══ Dataset excerpts
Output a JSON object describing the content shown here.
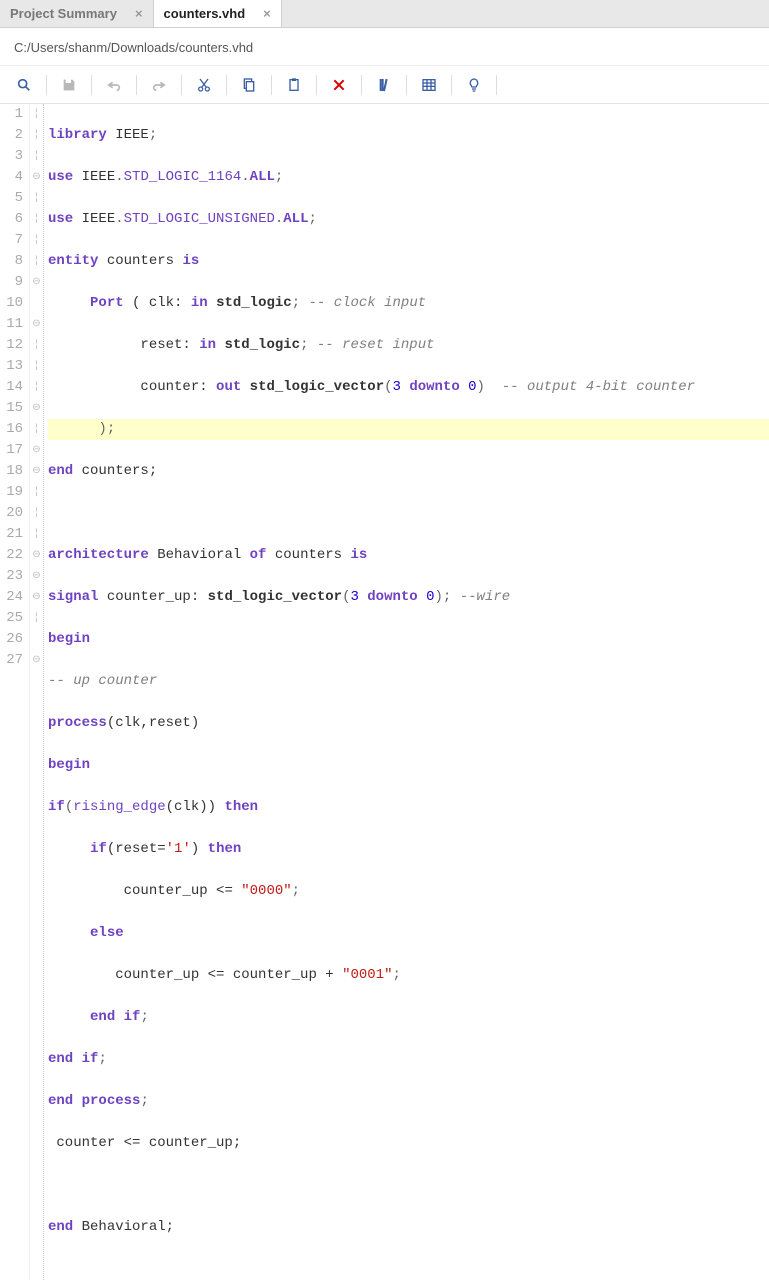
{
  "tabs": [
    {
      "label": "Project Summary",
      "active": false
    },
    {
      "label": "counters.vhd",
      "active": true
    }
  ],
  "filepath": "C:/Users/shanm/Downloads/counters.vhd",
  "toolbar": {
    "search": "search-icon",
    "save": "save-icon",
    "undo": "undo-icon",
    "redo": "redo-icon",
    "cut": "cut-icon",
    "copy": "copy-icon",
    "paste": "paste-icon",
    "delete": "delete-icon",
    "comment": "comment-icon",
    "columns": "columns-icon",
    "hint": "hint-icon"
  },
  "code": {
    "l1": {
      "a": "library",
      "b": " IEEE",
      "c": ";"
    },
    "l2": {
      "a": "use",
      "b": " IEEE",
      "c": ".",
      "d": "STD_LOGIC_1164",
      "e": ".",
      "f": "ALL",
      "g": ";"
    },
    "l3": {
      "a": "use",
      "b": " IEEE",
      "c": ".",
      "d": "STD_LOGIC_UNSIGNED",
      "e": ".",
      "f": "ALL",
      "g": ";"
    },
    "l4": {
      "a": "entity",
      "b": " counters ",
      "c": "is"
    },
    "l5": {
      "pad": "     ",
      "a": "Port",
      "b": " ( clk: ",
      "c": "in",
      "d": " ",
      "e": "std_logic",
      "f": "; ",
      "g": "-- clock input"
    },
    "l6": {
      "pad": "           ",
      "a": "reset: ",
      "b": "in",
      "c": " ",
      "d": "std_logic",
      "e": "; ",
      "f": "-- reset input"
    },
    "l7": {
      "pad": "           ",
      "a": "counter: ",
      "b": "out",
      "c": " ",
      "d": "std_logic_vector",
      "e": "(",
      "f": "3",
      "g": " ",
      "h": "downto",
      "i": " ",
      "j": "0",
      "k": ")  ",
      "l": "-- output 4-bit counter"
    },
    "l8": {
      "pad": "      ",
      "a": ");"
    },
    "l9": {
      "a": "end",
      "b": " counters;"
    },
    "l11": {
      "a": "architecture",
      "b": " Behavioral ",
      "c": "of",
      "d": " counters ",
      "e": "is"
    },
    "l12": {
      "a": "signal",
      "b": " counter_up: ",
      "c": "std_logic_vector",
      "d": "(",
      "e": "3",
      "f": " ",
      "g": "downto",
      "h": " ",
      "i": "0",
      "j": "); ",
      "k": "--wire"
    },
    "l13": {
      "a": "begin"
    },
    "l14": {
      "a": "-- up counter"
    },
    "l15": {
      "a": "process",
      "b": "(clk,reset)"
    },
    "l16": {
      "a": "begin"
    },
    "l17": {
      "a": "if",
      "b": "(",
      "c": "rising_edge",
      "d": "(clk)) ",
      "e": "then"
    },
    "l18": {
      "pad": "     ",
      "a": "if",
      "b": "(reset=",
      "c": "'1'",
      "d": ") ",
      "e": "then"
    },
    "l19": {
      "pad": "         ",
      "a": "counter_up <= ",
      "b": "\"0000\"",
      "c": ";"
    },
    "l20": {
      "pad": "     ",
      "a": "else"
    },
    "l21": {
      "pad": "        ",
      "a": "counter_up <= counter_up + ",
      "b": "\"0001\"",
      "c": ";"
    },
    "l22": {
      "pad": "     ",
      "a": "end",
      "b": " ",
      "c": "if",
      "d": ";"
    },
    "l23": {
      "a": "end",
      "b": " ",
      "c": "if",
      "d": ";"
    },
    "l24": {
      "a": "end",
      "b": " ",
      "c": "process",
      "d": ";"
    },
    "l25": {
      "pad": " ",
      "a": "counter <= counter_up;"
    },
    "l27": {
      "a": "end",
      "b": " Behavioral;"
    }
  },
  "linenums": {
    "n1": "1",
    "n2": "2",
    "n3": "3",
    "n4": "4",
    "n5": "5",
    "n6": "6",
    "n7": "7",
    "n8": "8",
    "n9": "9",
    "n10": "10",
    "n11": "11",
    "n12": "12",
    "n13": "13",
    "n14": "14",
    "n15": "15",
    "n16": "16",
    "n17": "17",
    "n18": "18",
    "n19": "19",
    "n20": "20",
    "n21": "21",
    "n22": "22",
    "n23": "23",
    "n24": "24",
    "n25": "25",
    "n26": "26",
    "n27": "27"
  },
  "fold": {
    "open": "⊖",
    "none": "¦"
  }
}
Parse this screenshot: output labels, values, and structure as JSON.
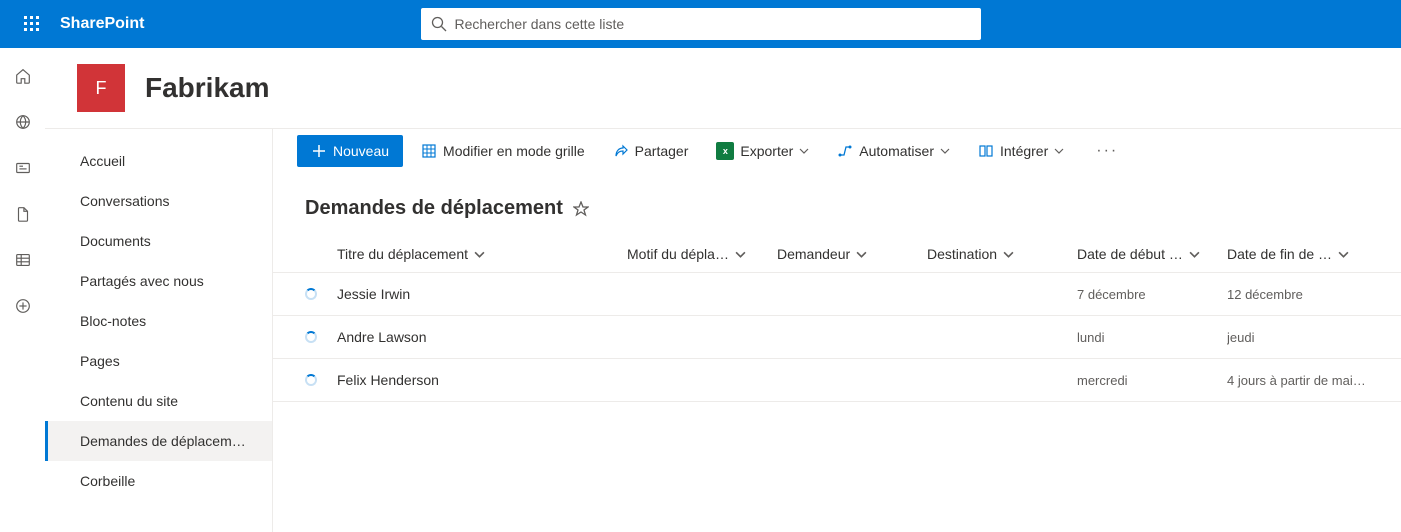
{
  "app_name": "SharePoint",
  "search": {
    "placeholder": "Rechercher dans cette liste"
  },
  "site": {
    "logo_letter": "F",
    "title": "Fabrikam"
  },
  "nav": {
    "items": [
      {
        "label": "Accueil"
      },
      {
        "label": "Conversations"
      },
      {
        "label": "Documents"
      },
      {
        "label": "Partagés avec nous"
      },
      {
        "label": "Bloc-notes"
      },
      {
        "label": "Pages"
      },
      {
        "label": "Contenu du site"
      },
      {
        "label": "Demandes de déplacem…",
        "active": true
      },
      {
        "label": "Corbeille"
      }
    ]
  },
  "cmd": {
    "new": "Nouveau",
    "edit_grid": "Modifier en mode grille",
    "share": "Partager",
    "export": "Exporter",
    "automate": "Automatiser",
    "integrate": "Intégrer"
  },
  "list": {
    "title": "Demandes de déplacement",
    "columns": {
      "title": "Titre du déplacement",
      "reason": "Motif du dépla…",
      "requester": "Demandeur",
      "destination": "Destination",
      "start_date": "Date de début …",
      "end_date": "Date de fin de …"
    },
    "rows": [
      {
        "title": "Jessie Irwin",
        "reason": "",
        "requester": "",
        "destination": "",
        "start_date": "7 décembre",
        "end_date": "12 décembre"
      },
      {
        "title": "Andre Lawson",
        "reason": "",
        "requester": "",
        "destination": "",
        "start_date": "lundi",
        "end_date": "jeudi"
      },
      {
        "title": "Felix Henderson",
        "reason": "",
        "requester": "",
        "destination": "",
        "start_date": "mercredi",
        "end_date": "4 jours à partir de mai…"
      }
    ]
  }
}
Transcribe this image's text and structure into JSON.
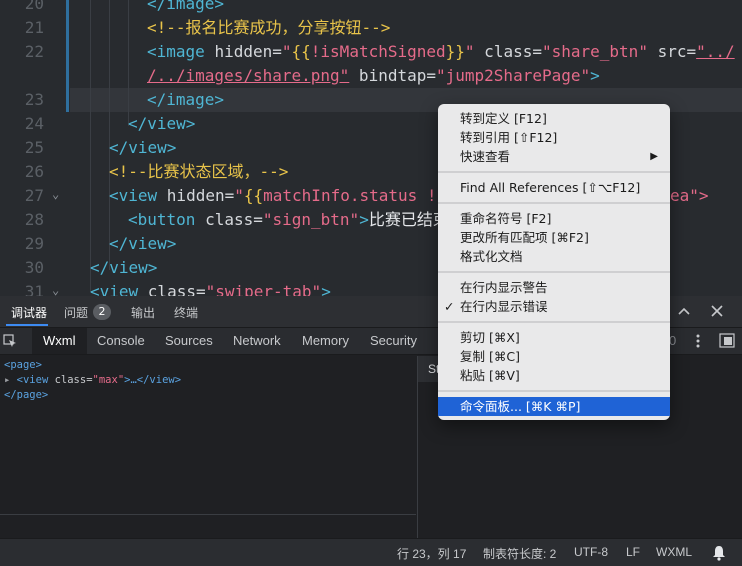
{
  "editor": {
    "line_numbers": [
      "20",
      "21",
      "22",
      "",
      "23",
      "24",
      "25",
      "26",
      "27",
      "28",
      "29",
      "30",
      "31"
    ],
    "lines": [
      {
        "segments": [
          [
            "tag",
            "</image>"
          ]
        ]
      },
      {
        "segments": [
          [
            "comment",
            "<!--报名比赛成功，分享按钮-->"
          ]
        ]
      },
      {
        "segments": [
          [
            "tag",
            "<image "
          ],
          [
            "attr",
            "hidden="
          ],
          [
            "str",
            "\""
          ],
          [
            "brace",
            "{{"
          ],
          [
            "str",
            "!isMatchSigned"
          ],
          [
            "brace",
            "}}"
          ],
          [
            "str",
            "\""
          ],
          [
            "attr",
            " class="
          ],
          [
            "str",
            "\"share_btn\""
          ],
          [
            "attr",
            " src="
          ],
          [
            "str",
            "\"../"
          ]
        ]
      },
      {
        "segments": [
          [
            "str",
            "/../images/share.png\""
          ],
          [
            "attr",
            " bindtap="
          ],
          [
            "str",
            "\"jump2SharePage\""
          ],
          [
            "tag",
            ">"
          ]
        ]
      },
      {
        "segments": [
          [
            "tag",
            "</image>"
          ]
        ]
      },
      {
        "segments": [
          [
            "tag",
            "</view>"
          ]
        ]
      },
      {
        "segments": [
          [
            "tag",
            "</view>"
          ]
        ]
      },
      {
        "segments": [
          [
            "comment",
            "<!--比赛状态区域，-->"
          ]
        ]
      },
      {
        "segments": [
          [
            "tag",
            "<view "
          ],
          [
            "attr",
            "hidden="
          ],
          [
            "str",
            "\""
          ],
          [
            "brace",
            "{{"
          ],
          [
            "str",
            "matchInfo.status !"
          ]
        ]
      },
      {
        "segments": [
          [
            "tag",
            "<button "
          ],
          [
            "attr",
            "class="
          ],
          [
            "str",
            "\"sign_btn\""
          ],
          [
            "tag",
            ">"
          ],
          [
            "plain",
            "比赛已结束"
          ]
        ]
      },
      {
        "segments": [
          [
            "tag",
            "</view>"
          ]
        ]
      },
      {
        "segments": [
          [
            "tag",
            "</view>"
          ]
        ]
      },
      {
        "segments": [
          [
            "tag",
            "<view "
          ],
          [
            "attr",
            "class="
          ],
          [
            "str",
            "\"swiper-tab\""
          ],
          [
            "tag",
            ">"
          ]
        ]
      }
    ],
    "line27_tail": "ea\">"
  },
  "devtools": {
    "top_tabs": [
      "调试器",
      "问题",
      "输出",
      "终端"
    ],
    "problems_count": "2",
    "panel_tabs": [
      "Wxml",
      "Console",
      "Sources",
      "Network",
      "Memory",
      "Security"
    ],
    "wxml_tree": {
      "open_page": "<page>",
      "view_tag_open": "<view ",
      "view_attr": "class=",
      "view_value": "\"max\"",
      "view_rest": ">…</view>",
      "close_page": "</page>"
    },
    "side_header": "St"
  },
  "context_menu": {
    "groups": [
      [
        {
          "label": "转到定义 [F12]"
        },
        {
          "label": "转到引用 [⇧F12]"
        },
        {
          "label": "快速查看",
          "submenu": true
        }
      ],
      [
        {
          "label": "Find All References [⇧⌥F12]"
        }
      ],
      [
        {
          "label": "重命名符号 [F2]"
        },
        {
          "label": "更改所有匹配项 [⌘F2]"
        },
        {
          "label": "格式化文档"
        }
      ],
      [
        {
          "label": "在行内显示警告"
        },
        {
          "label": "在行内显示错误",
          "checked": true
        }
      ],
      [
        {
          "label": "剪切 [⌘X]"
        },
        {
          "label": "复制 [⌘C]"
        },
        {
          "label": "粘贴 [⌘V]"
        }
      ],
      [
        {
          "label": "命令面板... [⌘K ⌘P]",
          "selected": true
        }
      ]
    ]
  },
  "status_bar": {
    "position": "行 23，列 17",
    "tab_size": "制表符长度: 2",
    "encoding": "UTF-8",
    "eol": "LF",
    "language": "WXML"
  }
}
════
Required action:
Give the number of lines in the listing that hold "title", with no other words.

Solution to the exercise:
6